High-oleic soy oil set to make its mark
July 16, 2013
by Laurie Gorton, Baking & Snack
CHICAGO — High-oleic soybeans are coming ever closer to fulfilling their promise, according to news released by the United Soybean Board (USB) at this year’s Institute of Food Technologists, held in Chicago.
Commercialized in 2011, high-oleic soybean oil is now available from two major processors, ADM and Bunge, with two more suppliers, Cargill and Perdue, about to launch next year.
To expand seed production, cultivation and geographic availability of the new soybean varieties, USB and QUALISOY announced a pledge of $60 million over the next five years. USB projected 9 billion lb of high-oleic soybean oil would be available by 2023 to meet global demand.
“We expect supplies to be abundant,” said Steve Poole, USB’s director of nutrition and public relations. “We project that high-oleic soy could be 25% of the US crop eventually.”
The purpose of the new investment is three-fold, Mr. Poole explained. It will provide incentive to 1) grow the crop in geographical areas as wide as possible, 2) process it in as many plants as possible and 3) supply it as close as possible to users.
Desirable bakery performance with low saturated fats — and no trans fats — has always been the promise offered by high-oleic soybean oil.
Although commodity soy oil is plentiful, it requires partial hydrogenation to stabilize it for use in foods. Hydrogenation, however, also forms trans fats. When the Food and Drug Administration mandated labeling of trans fat content in the Nutrition Facts panel, the soy oil industry lost 4 billion lb of demand.
“We could make low-linolenic soy available, and we did. But it did not have the ideal fatty acid profile for most food applications,” Mr. Poole explained. “The move to high-oleic soy solves that matter.”
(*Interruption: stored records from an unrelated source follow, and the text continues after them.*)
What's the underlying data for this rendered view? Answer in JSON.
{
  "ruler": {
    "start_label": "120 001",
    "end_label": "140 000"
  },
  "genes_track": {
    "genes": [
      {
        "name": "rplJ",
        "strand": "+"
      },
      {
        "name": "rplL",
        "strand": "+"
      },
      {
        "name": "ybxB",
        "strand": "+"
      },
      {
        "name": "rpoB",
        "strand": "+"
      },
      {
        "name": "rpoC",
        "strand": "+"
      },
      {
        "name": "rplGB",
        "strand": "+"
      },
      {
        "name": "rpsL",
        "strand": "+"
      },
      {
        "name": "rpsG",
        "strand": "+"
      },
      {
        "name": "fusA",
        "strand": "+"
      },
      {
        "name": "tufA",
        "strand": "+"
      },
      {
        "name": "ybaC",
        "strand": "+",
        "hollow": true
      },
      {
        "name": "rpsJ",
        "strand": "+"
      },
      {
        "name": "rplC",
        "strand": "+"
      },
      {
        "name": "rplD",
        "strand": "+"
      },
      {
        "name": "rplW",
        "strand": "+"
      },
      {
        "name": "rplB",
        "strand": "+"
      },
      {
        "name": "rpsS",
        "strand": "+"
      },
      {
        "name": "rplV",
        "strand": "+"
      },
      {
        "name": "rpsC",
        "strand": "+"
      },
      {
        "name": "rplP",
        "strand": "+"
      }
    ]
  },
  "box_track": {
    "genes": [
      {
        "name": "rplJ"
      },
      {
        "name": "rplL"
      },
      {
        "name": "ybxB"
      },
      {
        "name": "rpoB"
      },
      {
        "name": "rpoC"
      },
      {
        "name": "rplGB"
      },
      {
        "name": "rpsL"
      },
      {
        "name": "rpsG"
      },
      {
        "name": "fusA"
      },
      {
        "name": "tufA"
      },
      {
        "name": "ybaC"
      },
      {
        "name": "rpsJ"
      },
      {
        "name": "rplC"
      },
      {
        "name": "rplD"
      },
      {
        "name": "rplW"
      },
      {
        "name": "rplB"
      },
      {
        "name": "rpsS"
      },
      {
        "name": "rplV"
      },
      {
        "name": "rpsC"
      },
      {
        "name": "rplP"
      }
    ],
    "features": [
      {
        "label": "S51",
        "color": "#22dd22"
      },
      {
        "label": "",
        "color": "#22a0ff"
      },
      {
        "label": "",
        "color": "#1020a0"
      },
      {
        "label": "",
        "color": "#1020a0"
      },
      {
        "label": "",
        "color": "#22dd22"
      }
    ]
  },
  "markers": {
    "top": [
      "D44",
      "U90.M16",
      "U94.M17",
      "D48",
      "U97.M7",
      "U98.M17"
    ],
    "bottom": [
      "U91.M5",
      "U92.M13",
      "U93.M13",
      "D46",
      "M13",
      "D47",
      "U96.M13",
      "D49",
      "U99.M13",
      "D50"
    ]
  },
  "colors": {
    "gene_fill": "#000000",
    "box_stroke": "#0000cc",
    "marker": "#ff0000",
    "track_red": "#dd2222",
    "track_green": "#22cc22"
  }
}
High-oleic soybean oil does not require hydrogenation for stability and, thus, offers a zero-trans solution to food manufacturers.
“Demand for products with zero grams trans fat and lower saturated fats continues to grow,” observed Richard Galloway, a QUALISOY consultant. “High-oleic soybean oil offers an economical and secure solution for food companies to meet that need as well as enhance functionality to make their businesses more successful. High-oleic soybean oils deliver highly stable products without sacrificing flavor.”
Two varieties have been developed: Plenish high-oleic soybeans from DuPont Pioneer, Johnson, IA, and Vistive Gold low-saturate, high-oleic soybeans from Monsanto, St. Louis. Both varieties have been deregulated — approved for unrestricted commercial production — by the US Department of Agriculture and most other countries except the EU and, in the case of Vistive Gold, China.
Mr. Galloway said that approval in the EU is expected sometime during 2014, while the Chinese regulatory process is taking a slower path.
The US currently produces approximately 24 billion lb of liquid vegetable oils, with soy being the dominant form.
“Soybean oil has the advantage of being directly traded,” Mr. Galloway said. Thus, it can be hedged on commodity markets to allow buyers to lock in their costs.
This type of soybean could be grown in as many as 75 million acres within North America. Mr. Galloway compared this to the 20 million acres available to canola, the other oilseed offering high-oleic traits.
Food manufacturing accounts for about 60% of soybean oil use in the US, according to Robert Reeves, QUALISOY’s public affairs director and formerly the president of the Institute of Shortening and Edible Oils.
Optimizing soybeans for higher oleic content produced beans lower in saturated fatty acids. “All high-oleic varieties are also low in linolenic fatty acid, which improves their oxidative stability,” Mr. Reed said. This suits their use in deep frying and baked foods and as spray and pan-release oils.
The new high-oleic soybean oils are superior in heat stability to enhance their functionality in foods and extend the shelf life of finished products, he observed. The neutral flavor profile allows these oils to be blended with other liquid oils to tailor products to the specific needs of food processors.
Mr. Reed projected high-oleic soybean oils to reach 300 million lb in 2014, 750 million lb in 2015 and 9 billion lb by 2023. “And they will be available at a very competitive price,” he added.
QUALISOY was formed as a collaborative initiative uniting the soybean industry — farmers, seed companies, researchers, food manufacturers, soybean processors, agricultural organizations, feed manufacturers and trade associations. Its purpose is to deliver new and improved soybean traits to the marketplace. USB, governed by 69 farmer-directors, is funded by a crop checkoff program and overseen by the USDA Agricultural Marketing Service under the federal Soybean Promotion, Research and Consumer Information Act, passed as part of the 1990 Farm Bill.